Plant-Insect Interactions in the Tropics

Since 2000, our laboratory’s research is devoted to the study of plant ecology and especially on single and multiple plant-insect interactions, including mutualistic and antagonistic relationships, such as: pollination (plant-pollinator and heterospecific pollen networks), seed-dispersal, herbivory, and plant-herbivores-parasitoids interactions. We adopted an evolutionary-ecological perspective in order to understand how biotic interactions evolve. Recently we have been working with plant-plant competition and facilitation at community level and plant local adaptation to insect interactions, using ambitious field experiments at large geographical scales, as well as molecular tools. Additionally, we are generating ecological information that could be use for: forest management, conservation of costal sand dunes, endangered and endemic plant species, crop pollination, and programs to control invasive plant species.
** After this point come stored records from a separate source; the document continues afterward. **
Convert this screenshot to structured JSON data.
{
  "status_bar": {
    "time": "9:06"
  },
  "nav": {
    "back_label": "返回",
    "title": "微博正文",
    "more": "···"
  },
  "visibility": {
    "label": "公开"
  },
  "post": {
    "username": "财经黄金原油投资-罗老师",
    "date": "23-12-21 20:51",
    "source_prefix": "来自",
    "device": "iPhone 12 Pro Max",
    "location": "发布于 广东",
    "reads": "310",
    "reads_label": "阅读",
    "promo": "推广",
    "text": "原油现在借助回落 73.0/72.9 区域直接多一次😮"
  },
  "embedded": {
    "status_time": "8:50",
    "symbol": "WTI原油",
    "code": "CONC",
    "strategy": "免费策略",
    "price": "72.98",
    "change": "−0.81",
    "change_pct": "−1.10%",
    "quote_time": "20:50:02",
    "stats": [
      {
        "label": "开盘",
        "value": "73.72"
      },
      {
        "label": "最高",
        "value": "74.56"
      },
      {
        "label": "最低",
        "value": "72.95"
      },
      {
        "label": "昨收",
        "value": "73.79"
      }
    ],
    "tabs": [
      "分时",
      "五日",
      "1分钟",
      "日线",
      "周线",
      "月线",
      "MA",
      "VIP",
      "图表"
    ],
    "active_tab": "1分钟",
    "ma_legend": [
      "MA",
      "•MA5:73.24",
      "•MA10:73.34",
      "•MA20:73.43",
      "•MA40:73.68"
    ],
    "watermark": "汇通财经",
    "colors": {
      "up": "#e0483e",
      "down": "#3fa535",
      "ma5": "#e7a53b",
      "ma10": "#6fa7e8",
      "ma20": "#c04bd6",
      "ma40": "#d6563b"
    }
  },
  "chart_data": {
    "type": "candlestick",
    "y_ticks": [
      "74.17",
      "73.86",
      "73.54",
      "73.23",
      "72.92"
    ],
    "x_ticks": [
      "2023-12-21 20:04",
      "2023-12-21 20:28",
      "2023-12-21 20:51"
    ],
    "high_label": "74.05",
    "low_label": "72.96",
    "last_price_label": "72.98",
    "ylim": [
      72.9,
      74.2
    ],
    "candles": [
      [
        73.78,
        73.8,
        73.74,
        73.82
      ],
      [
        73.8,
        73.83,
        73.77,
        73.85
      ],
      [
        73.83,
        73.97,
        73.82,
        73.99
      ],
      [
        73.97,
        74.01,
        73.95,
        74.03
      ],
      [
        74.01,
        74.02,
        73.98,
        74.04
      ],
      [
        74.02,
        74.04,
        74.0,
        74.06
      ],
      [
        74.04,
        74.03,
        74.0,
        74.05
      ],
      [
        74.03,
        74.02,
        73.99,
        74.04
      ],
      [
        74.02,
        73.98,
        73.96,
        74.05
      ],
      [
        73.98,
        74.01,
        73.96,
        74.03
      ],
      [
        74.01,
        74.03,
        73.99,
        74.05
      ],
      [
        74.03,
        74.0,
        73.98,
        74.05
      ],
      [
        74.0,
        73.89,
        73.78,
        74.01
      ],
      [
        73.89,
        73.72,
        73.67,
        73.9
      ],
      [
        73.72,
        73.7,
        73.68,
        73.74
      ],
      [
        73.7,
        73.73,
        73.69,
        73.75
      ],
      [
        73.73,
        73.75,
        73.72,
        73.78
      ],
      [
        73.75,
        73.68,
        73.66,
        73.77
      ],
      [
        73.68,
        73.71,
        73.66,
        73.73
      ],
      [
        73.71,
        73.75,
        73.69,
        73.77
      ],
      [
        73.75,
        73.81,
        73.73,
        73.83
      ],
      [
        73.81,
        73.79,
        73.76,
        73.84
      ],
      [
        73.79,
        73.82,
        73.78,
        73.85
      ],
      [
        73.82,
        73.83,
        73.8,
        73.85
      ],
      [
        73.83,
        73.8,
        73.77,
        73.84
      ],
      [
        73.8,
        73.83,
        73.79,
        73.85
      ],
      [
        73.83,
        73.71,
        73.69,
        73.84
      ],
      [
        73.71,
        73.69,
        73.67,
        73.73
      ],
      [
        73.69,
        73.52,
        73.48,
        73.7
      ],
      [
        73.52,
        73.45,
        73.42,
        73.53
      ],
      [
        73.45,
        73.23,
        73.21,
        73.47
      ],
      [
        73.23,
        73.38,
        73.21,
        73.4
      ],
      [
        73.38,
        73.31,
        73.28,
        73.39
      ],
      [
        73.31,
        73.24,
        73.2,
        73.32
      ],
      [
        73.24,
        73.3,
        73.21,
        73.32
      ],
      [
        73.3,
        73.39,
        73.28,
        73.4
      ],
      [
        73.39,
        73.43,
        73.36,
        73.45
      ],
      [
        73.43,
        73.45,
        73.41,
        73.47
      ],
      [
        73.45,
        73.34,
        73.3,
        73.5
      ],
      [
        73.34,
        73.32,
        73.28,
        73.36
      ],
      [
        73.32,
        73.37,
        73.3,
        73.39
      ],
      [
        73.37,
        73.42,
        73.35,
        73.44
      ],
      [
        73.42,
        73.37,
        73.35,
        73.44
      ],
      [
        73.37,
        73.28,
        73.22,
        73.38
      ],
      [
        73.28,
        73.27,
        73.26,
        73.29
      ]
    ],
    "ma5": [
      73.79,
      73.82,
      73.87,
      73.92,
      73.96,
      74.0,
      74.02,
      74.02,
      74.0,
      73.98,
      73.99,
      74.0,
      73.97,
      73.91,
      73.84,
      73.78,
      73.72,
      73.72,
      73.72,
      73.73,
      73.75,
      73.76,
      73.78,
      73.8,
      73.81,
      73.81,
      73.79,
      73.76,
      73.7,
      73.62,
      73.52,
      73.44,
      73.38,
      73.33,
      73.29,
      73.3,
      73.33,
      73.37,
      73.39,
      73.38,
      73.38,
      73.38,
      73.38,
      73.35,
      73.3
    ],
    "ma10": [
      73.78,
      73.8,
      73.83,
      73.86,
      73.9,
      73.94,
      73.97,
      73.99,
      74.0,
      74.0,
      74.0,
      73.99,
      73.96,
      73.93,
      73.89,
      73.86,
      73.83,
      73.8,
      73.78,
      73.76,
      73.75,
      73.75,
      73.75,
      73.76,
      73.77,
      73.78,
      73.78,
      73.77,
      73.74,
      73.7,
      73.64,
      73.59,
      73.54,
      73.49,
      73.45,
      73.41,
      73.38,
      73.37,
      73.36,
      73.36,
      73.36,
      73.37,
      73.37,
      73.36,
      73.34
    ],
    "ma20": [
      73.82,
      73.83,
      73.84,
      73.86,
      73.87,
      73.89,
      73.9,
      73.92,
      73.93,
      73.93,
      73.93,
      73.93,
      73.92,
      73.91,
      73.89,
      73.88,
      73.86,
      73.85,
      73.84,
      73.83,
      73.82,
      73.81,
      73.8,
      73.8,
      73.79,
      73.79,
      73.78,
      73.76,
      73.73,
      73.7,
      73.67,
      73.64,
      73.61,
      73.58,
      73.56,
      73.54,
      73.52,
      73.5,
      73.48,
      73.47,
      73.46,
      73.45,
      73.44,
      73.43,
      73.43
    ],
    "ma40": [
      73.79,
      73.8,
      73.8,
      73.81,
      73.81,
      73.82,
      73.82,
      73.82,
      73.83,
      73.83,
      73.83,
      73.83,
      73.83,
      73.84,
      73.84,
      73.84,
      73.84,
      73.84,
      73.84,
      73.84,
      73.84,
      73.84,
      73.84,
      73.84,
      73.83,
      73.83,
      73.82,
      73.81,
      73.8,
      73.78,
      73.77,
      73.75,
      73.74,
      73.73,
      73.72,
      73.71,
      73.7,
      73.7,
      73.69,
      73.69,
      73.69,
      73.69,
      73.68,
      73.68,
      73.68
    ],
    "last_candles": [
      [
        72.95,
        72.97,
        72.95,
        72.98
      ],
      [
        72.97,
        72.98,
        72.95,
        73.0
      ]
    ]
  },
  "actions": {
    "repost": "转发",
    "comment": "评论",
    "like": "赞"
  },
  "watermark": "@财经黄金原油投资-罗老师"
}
We are lucky because we have several friends as collaborators. We have ongoing projects and collaborations with: Carlos Herrera and Conchita Alonso (Estación Biológica de Doñana, CSIC, Spain). Fabian Vargas Mendoza (ENCB, IPN, México); Luis Abdala-Roberts (UADY, México), Xoaquin Moreira, (CSIC-Galicia Spain), Kailen Mooney, (University of California, USA); Tia-Lynn Ashman (University of Pittsburgh, USA); Gerardo Arceo,(East Tennessee University, USA); Miguel Munguia Rosas CINVESTAV (México), and Robert Raguso (Cornell, USA)

Update: July /2017